Firstly, the simulated ’ephermality’ which underpins a lot of online social discourse, doesn’t exist at the concrete level. Or, rather, in only exists in a certain sense (for the end-user). I would say that a lot of the meaningful substance of online social interactions are indeed ephermal and fragile. They can be easily ’erased’ or ‘forgotten’ (when a server goes down, when you’re censored, when you opt-out of a service and lose access to contact infomation, etc.). But, the ‘monetizable’ aspects of social interactions get captured within processes which circulate them around for longer periods of time (basically, ad/tracking networks). They are anything but ephermal.
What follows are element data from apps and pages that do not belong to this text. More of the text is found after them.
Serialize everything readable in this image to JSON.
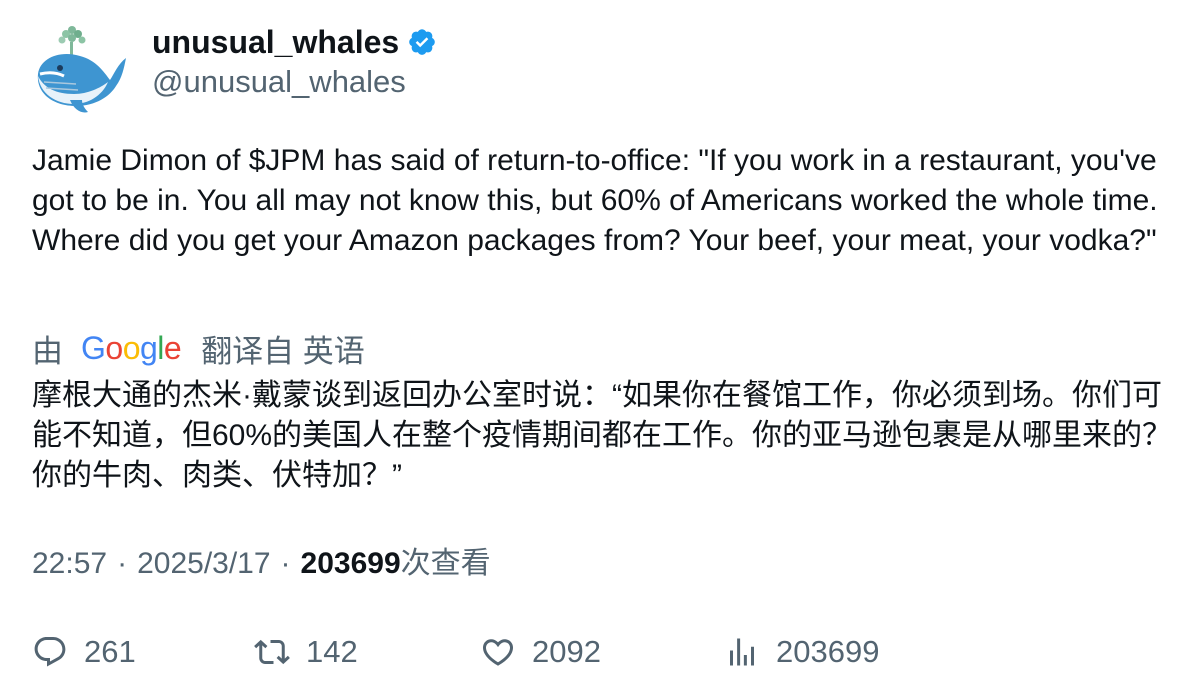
{
  "user": {
    "display_name": "unusual_whales",
    "handle": "@unusual_whales"
  },
  "tweet": {
    "text": "Jamie Dimon of $JPM has said of return-to-office: \"If you work in a restaurant, you've got to be in. You all may not know this, but 60% of Americans worked the whole time. Where did you get your Amazon packages from? Your beef, your meat, your vodka?\""
  },
  "translation": {
    "by_label": "由",
    "provider": "Google",
    "from_label": "翻译自 英语",
    "text": "摩根大通的杰米·戴蒙谈到返回办公室时说：“如果你在餐馆工作，你必须到场。你们可能不知道，但60%的美国人在整个疫情期间都在工作。你的亚马逊包裹是从哪里来的？你的牛肉、肉类、伏特加？”"
  },
  "meta": {
    "time": "22:57",
    "separator": "·",
    "date": "2025/3/17",
    "views_count": "203699",
    "views_label": "次查看"
  },
  "actions": {
    "replies": "261",
    "retweets": "142",
    "likes": "2092",
    "views": "203699"
  },
  "colors": {
    "text_primary": "#0f1419",
    "text_secondary": "#536471",
    "verified": "#1d9bf0",
    "google_blue": "#4285F4",
    "google_red": "#EA4335",
    "google_yellow": "#FBBC05",
    "google_green": "#34A853"
  }
}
The trend of social media is actually toward permanently preserving this level of ‘social’ interaction. For example, when Twitter/Facebook first launched, their timelines were structured in ‘real-time’. Tweets/Facebook posts would pop up as they were written, and then disappear. There was something genuinely ephermal about this process. Not only were you ‘forgetting’ past posts/thread, but so too were Facebook/Twitter (to a degree). Over time, however, those companies took it upon themselves to capture/store/index the content, and arrange it in a particular mode. To the extent that social media as a whole trends in similar directions, the internet becomes more and more ‘weighty’, even if a simulated effect of ephermality still persists. The ‘weightyness’ in these cases is a monetary weightyness. The data is structured so that it is economically valuable (both in terms of providing information about markets/consumer, and in providing information/strategies for how to capture and hold user’s attention). Genuine social connections and interactions do remain ephermal, though, because you, the user/client, do not have the any of the necessary access/resources/tools to store and organise the data in a way that reflects your personal understanding of meaningfulness or social connection.
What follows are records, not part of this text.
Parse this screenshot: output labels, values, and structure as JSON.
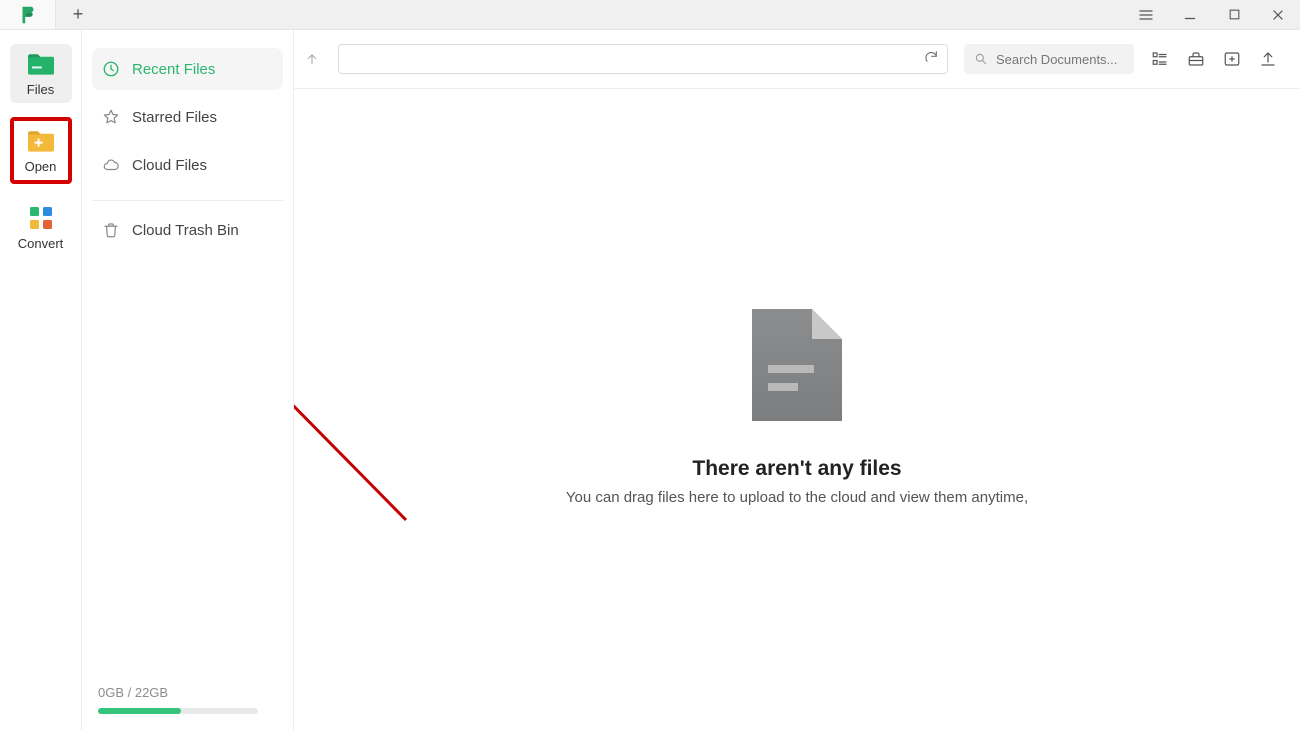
{
  "titlebar": {
    "plus": "+"
  },
  "rail": {
    "files_label": "Files",
    "open_label": "Open",
    "convert_label": "Convert"
  },
  "panel": {
    "recent": "Recent Files",
    "starred": "Starred Files",
    "cloud": "Cloud Files",
    "trash": "Cloud Trash Bin"
  },
  "storage": {
    "text": "0GB / 22GB"
  },
  "search": {
    "placeholder": "Search Documents..."
  },
  "empty": {
    "title": "There aren't any files",
    "subtitle": "You can drag files here to upload to the cloud and view them anytime,"
  }
}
Secondly, even if ‘gitlogs’ became a thing, their ‘weightyness’ has to be taken in a certain sense. Degrees of ephermality and anonymity would still exist. In fact, it could be even more ’ephermal’ than mainstream social media, because the capture/store/index tools would be decentralised and fragmented. Even if your writings/musings exist at multiple points on a decentralised network, it’s not as if everyone will be constantly reading them and tracking them and violating your sense of privacy.
Still, though, I think there would undoubtedly be a ‘weightyness’, and it is one that we should spend time reflecting on. I don’t think it has to be unnerving (despite my initial, misguided reaction). For you, the end-user (and content creator), it would exist at a more genuine, social level. You might have to slow down a bit more, think more about what you say. This, in my opinion, is not a bad thing. It just feels scary, because we’ve been indoctrinated (via social media) to act otherwise.
So, from the perspective of end-users, social media companies are ephemeral from a technical standpoint; you have no technical control/say over your personal connections and interactions. A git-distributed system is the exact opposite. This isn’t a bad thing.
You have more power over your online social interactions, but also more responsibility.
Finally, the responsibilities that are encouraged, as I see it, are not only the responsibilities of discourse (writing/thinking in a meaningful, more permanent way), but also things like digital consciousness (everyone becomes a part-archivist), security consciousness, and, most importantly of all, environmental consciousness. At the end of the day, the true power of this format is in the ability to ‘disconnect’ at the network level, while still remaining ‘connected’ socially. In my opinion, that freedom in itself immensely outweighs the simulated freedom of being able to say whatever you want (whenever you want) in a YouTube comment section. It’s worth thinking more about.